Segment Open

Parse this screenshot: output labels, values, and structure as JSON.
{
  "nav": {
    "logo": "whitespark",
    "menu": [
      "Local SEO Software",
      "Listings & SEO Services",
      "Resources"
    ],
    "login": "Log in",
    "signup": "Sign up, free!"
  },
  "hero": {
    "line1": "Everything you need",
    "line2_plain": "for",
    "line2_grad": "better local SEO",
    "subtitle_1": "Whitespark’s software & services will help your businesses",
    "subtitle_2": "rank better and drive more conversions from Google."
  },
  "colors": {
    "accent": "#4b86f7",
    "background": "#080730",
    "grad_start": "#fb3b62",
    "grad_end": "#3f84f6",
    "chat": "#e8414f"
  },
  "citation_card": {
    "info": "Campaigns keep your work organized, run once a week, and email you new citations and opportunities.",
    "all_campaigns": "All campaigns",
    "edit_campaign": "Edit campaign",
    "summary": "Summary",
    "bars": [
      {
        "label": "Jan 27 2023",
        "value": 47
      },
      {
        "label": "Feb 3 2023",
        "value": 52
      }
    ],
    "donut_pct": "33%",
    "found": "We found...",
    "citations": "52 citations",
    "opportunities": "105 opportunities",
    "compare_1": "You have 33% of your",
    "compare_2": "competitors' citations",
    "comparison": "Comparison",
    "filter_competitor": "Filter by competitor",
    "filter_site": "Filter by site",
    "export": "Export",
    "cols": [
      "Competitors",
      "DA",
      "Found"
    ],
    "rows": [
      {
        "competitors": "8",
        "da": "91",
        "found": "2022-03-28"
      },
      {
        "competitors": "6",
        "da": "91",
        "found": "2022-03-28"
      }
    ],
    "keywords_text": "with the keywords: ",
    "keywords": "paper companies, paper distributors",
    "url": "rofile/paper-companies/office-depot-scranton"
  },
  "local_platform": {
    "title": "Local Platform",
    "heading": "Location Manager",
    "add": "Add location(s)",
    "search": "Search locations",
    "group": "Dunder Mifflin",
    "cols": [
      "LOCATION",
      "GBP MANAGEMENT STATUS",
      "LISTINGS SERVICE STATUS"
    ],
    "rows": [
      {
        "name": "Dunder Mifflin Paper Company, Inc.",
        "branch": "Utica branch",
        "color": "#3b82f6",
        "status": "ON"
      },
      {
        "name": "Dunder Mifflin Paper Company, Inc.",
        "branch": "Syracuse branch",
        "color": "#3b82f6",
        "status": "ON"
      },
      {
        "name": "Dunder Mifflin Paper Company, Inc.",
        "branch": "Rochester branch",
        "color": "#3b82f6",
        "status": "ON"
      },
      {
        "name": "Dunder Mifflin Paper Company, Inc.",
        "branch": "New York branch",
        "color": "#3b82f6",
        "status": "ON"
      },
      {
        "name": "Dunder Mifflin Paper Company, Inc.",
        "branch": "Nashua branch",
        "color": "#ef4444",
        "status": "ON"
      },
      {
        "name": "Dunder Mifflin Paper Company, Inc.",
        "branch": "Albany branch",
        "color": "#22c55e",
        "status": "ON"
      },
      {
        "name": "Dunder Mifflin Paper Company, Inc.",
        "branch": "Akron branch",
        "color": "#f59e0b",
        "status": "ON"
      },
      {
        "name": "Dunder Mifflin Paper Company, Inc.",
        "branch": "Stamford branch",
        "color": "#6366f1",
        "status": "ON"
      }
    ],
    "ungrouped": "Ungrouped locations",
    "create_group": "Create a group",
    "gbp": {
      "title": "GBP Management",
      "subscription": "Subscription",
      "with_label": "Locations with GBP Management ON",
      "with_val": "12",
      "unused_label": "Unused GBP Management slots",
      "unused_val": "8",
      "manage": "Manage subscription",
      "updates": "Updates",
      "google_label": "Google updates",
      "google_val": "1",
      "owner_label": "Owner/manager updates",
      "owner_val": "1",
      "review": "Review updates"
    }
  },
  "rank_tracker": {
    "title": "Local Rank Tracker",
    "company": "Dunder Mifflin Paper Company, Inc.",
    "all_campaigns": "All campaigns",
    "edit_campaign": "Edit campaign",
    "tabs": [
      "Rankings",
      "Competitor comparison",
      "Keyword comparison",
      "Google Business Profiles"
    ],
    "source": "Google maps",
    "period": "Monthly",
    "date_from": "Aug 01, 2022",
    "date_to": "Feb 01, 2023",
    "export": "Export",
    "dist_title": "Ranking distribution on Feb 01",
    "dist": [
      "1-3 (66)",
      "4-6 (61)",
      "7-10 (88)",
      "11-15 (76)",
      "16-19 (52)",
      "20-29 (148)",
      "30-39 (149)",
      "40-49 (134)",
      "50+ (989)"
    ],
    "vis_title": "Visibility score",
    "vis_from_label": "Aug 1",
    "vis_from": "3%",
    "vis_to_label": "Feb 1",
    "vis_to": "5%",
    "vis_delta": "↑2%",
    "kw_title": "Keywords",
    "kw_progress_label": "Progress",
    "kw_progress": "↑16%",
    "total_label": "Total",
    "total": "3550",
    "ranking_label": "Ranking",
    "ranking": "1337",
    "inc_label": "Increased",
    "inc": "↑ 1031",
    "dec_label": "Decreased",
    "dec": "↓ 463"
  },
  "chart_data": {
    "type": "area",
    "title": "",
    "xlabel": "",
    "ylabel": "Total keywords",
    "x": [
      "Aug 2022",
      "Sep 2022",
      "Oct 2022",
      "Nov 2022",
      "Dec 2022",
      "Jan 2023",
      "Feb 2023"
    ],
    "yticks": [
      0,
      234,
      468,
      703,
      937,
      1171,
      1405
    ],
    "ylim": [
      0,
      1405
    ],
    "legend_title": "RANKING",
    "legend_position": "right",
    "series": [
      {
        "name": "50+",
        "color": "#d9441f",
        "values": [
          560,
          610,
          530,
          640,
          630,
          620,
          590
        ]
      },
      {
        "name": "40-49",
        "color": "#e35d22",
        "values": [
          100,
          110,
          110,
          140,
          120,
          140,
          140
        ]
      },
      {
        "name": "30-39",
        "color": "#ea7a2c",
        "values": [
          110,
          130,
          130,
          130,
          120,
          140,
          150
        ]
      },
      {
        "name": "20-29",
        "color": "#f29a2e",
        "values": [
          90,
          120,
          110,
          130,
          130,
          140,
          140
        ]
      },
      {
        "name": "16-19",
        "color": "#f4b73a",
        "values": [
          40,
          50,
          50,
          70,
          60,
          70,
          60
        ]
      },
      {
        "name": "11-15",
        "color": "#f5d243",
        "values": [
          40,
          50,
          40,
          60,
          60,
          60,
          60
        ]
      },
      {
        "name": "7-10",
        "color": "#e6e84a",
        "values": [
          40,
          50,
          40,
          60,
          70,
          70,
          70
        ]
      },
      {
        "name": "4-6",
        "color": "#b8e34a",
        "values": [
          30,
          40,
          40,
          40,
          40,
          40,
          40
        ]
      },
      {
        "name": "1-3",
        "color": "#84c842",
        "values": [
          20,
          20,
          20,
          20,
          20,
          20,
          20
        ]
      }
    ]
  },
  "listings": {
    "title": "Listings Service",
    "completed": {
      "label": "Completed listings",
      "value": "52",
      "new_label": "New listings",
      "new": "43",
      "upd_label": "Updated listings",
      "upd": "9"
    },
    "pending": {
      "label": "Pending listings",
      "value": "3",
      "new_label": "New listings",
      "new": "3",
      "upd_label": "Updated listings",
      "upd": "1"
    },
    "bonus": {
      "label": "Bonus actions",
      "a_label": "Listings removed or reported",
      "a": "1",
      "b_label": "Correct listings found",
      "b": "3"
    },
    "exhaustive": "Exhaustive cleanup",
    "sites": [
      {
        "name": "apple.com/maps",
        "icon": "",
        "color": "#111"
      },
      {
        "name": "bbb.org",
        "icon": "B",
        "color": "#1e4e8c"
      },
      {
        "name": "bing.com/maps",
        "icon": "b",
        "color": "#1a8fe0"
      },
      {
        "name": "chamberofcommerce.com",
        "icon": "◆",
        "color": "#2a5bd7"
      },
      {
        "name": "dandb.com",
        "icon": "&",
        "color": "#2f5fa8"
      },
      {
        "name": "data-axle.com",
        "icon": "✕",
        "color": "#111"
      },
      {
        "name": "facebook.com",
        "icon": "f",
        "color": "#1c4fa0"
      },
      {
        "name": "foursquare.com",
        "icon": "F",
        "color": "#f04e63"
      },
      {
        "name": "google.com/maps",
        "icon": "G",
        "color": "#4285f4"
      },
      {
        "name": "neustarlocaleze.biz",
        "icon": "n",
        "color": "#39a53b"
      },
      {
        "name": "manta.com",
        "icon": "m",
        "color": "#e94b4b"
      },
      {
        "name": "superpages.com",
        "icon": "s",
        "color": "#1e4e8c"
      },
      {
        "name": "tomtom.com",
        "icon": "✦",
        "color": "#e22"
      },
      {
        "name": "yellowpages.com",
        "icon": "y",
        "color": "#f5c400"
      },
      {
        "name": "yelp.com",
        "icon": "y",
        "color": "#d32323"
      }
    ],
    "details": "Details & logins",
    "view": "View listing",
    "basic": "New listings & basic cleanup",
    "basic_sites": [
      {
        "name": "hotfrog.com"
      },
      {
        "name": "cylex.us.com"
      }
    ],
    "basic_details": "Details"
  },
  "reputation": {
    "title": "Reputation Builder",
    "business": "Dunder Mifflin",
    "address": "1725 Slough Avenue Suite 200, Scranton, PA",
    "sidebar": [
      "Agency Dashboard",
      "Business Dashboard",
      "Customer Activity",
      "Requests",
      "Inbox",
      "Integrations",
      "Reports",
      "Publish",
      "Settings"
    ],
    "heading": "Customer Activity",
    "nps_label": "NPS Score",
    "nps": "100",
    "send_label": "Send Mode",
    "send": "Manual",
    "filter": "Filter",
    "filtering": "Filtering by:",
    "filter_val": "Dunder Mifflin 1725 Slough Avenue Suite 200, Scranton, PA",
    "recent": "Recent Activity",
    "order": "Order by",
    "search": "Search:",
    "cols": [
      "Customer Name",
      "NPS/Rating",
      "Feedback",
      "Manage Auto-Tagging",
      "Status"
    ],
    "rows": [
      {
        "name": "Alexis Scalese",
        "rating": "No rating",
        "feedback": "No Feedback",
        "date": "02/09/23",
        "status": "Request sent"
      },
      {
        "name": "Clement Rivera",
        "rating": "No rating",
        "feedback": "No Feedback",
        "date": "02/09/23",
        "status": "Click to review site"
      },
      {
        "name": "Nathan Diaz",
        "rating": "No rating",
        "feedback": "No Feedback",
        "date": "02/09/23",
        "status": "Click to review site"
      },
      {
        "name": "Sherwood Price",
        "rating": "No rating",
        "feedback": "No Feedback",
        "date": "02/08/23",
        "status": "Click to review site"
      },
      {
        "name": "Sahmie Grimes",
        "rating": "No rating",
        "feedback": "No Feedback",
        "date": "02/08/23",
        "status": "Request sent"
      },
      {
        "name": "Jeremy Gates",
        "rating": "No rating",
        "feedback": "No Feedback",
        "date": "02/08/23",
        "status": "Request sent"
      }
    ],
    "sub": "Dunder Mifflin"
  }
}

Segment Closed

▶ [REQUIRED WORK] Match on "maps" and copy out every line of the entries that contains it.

▶ [REPLY TO THE TASK]
    "source": "Google maps",
        "name": "apple.com/maps",
        "name": "bing.com/maps",
        "name": "google.com/maps",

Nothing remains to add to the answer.